◆ Brief
Please give back each line of the listing, unchanged in every word.

◆ Data listing
-=-=-=-=-
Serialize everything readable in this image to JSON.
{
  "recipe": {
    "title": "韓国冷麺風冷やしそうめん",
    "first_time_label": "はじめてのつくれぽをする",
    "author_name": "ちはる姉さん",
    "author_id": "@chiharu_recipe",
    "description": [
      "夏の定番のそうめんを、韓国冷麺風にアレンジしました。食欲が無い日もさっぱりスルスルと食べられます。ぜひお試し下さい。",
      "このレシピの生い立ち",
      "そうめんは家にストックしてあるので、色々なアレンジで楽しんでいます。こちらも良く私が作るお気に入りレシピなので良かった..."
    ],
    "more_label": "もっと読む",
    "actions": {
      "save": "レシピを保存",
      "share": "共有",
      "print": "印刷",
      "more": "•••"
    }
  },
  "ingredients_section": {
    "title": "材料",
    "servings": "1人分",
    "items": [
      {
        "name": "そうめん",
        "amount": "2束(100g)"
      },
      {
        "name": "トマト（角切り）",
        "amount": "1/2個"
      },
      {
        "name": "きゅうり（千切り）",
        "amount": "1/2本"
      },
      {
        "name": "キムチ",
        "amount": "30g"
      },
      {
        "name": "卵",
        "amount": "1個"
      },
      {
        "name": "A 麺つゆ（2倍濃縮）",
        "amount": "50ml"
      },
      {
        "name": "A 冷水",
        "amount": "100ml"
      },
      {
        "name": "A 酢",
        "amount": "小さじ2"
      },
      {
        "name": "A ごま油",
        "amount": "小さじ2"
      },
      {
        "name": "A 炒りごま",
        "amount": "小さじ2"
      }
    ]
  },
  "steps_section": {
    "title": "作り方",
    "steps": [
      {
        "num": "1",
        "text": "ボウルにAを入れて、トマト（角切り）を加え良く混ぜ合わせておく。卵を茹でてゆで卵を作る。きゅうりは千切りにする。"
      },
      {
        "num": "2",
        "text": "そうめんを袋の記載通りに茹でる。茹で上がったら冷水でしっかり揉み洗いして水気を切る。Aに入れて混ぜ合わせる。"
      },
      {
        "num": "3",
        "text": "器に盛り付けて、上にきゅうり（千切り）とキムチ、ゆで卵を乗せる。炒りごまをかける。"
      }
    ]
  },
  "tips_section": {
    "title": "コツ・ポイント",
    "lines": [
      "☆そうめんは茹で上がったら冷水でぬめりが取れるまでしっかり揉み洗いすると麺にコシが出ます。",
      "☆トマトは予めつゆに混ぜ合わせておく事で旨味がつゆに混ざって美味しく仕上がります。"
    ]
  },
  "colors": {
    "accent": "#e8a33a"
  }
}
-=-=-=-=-
◆ Result for this task
Serialize everything readable in this image to JSON.
{
  "recipe": {
    "title": "韓国冷麺風冷やしそうめん",
    "first_time_label": "はじめてのつくれぽをする",
    "author_name": "ちはる姉さん",
    "author_id": "@chiharu_recipe",
    "description": [
      "夏の定番のそうめんを、韓国冷麺風にアレンジしました。食欲が無い日もさっぱりスルスルと食べられます。ぜひお試し下さい。",
      "このレシピの生い立ち",
      "そうめんは家にストックしてあるので、色々なアレンジで楽しんでいます。こちらも良く私が作るお気に入りレシピなので良かった..."
    ],
    "more_label": "もっと読む",
    "actions": {
      "save": "レシピを保存",
      "share": "共有",
      "print": "印刷",
      "more": "•••"
    }
  },
  "ingredients_section": {
    "title": "材料",
    "servings": "1人分",
    "items": [
      {
        "name": "そうめん",
        "amount": "2束(100g)"
      },
      {
        "name": "トマト（角切り）",
        "amount": "1/2個"
      },
      {
        "name": "きゅうり（千切り）",
        "amount": "1/2本"
      },
      {
        "name": "キムチ",
        "amount": "30g"
      },
      {
        "name": "卵",
        "amount": "1個"
      },
      {
        "name": "A 麺つゆ（2倍濃縮）",
        "amount": "50ml"
      },
      {
        "name": "A 冷水",
        "amount": "100ml"
      },
      {
        "name": "A 酢",
        "amount": "小さじ2"
      },
      {
        "name": "A ごま油",
        "amount": "小さじ2"
      },
      {
        "name": "A 炒りごま",
        "amount": "小さじ2"
      }
    ]
  },
  "steps_section": {
    "title": "作り方",
    "steps": [
      {
        "num": "1",
        "text": "ボウルにAを入れて、トマト（角切り）を加え良く混ぜ合わせておく。卵を茹でてゆで卵を作る。きゅうりは千切りにする。"
      },
      {
        "num": "2",
        "text": "そうめんを袋の記載通りに茹でる。茹で上がったら冷水でしっかり揉み洗いして水気を切る。Aに入れて混ぜ合わせる。"
      },
      {
        "num": "3",
        "text": "器に盛り付けて、上にきゅうり（千切り）とキムチ、ゆで卵を乗せる。炒りごまをかける。"
      }
    ]
  },
  "tips_section": {
    "title": "コツ・ポイント",
    "lines": [
      "☆そうめんは茹で上がったら冷水でぬめりが取れるまでしっかり揉み洗いすると麺にコシが出ます。",
      "☆トマトは予めつゆに混ぜ合わせておく事で旨味がつゆに混ざって美味しく仕上がります。"
    ]
  },
  "colors": {
    "accent": "#e8a33a"
  }
}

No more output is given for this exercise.